In order to yield power in the European Union, you need to tick at least three boxes. First, you need to oversee the whole process. This means both in time as well as on the different institutional levels. Most of us learn that the EU political game starts when the European Commission proposes a law. Because that’s when co-decision starts. However, pre-empting the political process is a period of 1,5 years when the impact assessment is made. And then there is the actual drafting of the law and the inter consultation process, (the inner procedure of drafting a law by the European Commission). Apart from the ordinary legislative process (or co-decision) it also helps if you oversee the inner process of the Council and Parliament. Finally, even when a law is finally there, there is still the implementation, either directly or indirectly through delegated and implementing acts, before Lisbon it was called comitology. Secondly, what I hope becomes apparent from the above paragraph is that you need to understand procedures. This holds true also for national politics but is even more so in the European Union. Because there is no classical political structure a lot of political friction is channeled through procedures. Trying to make power moves in Brussels without knowing procedures is utterly futile. That’s why nerds (like me) tend to rule Brussels. Finally, you need to have a strong network. Like in every other capital, access is everything. This is especially important in Brussels, where the informal decision-making procedures are just as important as the formal ones. 

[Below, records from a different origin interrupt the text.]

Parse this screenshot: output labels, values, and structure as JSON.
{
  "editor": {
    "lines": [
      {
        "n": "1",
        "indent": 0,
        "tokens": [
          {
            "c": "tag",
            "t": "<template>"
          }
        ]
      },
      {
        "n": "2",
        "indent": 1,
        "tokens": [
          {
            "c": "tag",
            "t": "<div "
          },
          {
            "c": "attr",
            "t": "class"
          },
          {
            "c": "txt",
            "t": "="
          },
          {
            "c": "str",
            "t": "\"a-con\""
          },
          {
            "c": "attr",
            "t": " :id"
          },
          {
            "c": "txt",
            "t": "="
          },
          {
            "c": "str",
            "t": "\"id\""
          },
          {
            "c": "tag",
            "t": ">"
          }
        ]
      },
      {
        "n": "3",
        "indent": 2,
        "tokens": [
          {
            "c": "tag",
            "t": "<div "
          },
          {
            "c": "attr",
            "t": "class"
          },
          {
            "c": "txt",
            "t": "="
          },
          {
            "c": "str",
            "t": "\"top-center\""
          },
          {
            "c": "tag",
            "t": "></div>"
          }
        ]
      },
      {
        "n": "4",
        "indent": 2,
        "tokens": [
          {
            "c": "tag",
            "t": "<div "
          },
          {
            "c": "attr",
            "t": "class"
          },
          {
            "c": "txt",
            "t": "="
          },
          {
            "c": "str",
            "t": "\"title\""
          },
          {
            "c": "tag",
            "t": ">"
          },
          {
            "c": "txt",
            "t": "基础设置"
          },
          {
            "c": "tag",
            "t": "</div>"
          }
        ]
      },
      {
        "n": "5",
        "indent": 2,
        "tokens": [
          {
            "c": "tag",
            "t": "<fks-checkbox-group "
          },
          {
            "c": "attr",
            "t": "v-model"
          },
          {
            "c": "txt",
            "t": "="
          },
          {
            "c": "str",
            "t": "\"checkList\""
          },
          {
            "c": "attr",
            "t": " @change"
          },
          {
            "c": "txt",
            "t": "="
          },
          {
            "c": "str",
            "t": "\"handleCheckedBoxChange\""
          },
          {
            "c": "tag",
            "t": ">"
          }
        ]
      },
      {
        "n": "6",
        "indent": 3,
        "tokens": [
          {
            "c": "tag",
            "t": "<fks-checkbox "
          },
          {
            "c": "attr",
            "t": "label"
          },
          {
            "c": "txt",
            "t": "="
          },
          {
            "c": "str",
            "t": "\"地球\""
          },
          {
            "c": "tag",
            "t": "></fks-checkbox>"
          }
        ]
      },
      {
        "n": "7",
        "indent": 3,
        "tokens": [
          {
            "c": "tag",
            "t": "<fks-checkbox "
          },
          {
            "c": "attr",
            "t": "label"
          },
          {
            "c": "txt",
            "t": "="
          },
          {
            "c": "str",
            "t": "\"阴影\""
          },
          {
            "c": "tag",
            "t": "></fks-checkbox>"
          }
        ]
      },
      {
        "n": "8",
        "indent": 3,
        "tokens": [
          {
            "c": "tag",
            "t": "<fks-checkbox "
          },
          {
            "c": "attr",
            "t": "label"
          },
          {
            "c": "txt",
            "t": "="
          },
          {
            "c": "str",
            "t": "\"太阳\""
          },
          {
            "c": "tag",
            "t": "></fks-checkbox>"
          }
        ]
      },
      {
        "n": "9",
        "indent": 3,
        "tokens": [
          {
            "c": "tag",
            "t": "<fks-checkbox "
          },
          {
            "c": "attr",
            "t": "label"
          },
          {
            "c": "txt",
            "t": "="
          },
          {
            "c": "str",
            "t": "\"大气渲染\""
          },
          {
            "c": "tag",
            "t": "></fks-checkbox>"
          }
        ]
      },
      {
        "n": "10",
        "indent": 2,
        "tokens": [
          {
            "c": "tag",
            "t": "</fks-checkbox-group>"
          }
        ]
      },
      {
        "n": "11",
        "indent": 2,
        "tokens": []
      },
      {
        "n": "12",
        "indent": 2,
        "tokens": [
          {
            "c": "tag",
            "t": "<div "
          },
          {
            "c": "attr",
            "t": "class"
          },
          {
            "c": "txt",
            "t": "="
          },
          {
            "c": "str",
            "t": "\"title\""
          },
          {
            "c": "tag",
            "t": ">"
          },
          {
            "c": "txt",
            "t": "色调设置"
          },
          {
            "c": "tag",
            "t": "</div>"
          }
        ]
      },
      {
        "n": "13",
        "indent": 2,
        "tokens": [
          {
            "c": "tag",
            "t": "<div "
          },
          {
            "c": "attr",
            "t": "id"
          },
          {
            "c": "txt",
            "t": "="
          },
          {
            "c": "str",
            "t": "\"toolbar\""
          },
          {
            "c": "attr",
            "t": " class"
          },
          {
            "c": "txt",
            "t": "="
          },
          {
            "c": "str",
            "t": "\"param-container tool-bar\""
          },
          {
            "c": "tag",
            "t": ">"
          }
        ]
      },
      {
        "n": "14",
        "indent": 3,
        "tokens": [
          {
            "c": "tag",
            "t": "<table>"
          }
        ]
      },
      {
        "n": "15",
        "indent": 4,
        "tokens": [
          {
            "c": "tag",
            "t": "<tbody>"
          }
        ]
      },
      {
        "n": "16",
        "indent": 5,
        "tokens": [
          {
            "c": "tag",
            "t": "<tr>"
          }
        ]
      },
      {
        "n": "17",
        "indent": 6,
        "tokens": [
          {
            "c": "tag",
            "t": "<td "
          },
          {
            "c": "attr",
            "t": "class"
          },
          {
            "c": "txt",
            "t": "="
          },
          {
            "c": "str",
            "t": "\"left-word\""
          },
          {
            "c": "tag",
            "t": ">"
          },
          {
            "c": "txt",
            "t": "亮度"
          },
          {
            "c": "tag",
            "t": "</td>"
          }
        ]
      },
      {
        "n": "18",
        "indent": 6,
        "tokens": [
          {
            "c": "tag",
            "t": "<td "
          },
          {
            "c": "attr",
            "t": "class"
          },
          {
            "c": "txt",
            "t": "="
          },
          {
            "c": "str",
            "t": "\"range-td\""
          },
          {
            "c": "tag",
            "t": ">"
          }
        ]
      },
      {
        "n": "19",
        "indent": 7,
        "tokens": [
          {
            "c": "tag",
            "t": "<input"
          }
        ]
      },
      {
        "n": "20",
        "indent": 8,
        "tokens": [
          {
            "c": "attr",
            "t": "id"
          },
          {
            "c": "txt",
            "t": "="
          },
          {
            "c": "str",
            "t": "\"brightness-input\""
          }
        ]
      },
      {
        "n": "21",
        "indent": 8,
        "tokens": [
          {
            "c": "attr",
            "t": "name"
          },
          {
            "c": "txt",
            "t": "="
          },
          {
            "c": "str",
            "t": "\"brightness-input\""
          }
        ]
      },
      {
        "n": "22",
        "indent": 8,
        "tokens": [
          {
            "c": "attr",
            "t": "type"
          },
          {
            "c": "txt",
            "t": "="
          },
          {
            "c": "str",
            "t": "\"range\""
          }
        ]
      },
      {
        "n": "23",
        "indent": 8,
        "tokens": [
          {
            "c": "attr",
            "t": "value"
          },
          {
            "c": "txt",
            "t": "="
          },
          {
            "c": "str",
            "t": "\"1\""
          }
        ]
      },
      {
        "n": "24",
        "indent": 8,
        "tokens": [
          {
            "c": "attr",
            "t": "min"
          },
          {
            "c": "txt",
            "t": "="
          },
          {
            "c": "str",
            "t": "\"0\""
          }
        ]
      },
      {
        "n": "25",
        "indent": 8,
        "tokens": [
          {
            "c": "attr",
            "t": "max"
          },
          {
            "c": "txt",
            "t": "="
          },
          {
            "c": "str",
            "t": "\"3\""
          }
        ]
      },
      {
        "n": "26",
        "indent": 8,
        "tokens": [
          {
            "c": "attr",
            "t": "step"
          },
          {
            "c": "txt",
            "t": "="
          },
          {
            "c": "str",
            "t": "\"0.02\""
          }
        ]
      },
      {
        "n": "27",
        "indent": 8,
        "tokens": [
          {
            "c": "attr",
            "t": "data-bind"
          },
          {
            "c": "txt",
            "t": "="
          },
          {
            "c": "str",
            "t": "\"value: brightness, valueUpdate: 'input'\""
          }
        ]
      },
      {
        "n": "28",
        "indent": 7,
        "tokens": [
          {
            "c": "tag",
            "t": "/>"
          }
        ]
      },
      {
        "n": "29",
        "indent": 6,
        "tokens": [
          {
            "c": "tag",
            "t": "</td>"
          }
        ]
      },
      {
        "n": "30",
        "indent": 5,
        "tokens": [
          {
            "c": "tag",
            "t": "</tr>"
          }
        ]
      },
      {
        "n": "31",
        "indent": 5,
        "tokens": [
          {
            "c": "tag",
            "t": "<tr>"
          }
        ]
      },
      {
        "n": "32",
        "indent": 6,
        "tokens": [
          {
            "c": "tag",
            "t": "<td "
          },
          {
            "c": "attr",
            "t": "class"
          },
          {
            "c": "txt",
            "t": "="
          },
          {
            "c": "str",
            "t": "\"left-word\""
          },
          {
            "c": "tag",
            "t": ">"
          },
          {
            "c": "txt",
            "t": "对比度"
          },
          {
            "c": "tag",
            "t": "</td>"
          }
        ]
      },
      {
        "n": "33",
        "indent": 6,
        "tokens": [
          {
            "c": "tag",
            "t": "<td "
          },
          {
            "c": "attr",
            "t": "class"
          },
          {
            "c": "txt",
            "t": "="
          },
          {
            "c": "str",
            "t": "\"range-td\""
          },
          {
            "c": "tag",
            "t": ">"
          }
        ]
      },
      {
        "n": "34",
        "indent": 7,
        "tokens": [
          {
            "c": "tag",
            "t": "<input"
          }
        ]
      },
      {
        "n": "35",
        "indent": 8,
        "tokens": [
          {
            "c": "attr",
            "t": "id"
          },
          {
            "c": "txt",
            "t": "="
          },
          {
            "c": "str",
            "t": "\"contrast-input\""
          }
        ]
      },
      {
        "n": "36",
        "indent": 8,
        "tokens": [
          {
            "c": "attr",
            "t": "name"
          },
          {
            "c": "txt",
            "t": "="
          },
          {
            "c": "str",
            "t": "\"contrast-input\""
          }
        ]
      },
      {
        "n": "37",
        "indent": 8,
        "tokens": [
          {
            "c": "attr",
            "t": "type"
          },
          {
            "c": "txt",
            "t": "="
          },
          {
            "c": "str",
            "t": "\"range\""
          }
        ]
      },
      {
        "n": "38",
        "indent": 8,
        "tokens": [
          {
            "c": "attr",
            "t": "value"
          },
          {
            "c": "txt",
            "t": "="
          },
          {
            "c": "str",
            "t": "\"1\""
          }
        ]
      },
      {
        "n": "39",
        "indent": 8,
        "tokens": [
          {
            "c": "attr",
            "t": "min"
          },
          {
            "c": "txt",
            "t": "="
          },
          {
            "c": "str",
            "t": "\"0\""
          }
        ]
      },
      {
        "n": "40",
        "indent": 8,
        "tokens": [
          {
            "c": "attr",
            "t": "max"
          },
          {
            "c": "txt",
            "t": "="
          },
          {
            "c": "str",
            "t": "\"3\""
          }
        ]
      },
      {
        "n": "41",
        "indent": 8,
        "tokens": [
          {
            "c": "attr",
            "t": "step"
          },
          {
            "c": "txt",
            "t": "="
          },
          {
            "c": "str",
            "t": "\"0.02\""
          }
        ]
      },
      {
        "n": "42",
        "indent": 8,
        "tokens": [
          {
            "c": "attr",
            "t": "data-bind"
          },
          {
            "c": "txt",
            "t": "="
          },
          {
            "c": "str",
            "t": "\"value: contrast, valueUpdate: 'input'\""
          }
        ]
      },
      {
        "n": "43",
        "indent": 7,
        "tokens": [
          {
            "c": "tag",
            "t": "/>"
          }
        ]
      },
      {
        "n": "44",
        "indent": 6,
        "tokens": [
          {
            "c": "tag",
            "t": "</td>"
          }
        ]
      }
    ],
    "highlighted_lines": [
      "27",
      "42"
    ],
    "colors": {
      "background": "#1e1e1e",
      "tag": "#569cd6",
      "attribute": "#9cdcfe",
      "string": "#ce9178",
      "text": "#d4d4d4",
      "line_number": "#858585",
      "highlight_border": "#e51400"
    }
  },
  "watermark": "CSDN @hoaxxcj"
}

And the winner is 

In my humble opinion, the player that holds the most power in the EU are the civil servants of the European Commission. They tick all the boxes and have more staying power than their own Commissionaires. Commission civil servants oversee the whole process, and indeed are welcome invitees at discussions of the European Parliament and the Council. Their knowledge of procedures is unparalleled and so is their network. A good runner-up is are the army of lobbyists. And a special mention is of course to the Superlobbyist, the lobbyist that does all things well. Similar to the commission civil servant they oversee the process, have a good understanding of all the procedures and rely on strong networks. Their drawback is that they are forever operating from the outside. But how about diplomats and members of the European Parliament? Their position in the power-food change largely depends on their drive, knowledge and engagement. Individual diplomats or MEP’s can get a lot done, but it really depends on the individual. This analysis of course does not hold true for each law or file. Some lobbyists are hobbyists and sometimes a process is driven by a country for which a file is imported. But I hope it gives a feel on the sources of power, and the players that tap into them.